## [About this task]
Count up the lines below where the word "replying" shows up, and respond with the number alone.
====== Supplied material
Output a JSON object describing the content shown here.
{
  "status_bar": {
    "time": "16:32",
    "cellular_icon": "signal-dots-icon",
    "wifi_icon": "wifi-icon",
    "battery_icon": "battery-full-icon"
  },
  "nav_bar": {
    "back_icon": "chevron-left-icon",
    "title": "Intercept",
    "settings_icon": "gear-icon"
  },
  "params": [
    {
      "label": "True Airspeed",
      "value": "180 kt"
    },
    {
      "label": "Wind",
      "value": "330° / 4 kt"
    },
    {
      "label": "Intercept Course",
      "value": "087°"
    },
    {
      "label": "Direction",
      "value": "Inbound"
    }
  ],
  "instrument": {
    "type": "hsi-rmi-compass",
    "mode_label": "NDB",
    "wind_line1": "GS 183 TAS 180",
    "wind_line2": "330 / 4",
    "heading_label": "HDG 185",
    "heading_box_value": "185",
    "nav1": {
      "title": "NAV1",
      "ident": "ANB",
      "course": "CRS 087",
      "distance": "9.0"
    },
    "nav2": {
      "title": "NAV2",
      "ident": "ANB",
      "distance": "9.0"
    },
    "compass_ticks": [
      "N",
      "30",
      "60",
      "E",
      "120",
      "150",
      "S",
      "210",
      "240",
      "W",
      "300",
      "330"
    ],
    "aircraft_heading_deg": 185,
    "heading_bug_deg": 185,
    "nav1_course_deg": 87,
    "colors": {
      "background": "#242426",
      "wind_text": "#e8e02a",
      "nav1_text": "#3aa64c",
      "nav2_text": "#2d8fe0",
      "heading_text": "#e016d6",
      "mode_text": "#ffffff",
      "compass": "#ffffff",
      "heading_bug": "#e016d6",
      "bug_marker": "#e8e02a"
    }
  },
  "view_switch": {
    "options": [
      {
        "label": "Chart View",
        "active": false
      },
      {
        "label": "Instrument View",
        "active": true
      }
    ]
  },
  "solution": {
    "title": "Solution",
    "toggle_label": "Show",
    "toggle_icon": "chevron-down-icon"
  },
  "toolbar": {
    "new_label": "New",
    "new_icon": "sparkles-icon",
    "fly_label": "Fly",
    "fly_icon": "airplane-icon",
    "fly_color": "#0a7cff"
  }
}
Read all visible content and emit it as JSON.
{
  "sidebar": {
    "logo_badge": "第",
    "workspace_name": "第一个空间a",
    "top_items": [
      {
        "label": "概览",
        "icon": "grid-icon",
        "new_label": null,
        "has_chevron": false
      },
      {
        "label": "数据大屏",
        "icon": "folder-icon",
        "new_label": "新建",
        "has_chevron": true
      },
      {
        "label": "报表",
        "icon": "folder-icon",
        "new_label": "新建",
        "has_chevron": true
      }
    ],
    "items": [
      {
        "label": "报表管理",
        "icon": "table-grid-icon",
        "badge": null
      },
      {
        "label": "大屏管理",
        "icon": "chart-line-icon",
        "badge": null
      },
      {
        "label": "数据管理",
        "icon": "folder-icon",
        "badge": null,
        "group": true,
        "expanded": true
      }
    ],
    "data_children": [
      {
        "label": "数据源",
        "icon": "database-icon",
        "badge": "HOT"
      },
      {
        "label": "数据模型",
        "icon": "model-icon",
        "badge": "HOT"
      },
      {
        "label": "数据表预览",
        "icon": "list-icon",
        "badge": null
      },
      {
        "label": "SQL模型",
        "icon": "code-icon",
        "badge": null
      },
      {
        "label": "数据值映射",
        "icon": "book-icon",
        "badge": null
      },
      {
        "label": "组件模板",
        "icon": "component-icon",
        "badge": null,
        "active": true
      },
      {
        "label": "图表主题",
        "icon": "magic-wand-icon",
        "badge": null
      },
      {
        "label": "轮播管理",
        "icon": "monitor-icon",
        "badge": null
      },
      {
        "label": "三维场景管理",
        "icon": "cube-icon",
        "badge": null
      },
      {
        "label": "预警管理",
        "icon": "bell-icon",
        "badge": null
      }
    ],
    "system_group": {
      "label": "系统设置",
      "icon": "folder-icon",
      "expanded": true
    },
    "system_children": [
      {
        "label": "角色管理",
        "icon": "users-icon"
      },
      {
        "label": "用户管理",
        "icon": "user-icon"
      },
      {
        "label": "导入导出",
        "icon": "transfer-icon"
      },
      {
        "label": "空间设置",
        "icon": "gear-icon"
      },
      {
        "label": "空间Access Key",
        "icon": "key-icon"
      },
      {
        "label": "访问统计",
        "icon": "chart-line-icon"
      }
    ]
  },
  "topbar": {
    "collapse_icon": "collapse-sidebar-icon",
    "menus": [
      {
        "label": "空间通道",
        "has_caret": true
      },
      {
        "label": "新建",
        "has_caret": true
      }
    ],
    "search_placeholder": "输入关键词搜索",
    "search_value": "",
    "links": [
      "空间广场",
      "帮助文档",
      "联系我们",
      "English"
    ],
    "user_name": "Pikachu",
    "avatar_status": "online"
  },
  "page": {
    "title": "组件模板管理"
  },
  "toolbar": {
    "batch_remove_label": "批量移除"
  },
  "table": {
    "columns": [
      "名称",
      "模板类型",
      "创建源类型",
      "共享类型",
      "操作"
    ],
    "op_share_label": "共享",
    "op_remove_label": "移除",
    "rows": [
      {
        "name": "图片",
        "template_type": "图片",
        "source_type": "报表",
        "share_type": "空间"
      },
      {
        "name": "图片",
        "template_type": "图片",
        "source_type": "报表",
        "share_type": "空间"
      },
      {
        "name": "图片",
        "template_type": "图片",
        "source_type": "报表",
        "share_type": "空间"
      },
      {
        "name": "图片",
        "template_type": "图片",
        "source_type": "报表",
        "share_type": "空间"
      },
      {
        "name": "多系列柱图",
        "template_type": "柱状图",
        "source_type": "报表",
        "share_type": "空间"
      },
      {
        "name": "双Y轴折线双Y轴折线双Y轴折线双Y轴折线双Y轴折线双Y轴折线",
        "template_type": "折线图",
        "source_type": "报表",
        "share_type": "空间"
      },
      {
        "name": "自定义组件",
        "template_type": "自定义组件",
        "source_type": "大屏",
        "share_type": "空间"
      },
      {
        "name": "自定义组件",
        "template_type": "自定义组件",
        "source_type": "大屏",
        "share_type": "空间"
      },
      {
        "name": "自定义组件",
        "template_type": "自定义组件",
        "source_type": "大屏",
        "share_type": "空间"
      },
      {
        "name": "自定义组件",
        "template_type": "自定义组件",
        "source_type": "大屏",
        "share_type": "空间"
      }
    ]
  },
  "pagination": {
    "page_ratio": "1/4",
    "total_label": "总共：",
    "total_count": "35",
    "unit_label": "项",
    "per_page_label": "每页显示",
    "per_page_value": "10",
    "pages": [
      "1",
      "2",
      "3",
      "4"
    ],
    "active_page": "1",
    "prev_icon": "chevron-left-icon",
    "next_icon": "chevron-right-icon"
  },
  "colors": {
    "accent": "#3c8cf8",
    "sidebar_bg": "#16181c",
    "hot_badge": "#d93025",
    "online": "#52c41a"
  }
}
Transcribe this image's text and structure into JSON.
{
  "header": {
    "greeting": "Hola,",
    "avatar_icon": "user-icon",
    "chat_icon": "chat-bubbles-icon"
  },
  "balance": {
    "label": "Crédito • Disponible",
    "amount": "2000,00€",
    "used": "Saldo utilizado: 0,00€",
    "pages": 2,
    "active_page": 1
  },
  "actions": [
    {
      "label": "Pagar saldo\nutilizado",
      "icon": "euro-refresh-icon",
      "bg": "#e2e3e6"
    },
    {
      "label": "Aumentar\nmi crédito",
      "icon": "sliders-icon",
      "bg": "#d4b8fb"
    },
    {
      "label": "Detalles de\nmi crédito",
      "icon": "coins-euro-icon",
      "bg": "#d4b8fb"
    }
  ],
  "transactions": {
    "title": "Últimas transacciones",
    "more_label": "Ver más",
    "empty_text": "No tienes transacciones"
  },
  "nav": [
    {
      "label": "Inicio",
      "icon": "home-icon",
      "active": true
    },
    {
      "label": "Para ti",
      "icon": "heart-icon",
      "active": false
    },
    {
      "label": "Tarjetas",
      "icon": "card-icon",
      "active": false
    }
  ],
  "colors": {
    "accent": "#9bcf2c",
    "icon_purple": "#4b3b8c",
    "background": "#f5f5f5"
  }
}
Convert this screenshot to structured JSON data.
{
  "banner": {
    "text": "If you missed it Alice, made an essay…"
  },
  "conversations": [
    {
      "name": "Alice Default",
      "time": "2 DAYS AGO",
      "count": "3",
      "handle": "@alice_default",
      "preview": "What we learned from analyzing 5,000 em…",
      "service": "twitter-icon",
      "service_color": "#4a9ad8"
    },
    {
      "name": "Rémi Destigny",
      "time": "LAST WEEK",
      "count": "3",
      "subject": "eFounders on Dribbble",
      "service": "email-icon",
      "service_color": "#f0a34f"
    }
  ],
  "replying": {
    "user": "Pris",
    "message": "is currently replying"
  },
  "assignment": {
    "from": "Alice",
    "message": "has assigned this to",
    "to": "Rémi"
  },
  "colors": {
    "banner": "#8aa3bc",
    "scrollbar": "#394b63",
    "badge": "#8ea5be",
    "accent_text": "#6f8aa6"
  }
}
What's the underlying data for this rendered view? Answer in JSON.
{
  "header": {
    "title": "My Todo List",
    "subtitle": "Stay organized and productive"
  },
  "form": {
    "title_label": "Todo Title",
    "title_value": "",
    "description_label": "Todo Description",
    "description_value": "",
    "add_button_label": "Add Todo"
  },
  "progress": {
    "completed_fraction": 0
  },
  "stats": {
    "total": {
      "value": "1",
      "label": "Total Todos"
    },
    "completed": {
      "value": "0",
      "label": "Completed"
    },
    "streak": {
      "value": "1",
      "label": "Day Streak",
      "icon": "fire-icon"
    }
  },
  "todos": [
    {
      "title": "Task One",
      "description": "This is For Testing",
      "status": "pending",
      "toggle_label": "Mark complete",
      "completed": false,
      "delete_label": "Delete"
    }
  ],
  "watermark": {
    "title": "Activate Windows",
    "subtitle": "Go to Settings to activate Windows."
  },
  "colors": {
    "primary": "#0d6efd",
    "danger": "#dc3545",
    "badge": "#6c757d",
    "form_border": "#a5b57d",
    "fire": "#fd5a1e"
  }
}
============
## [Exercise result]
2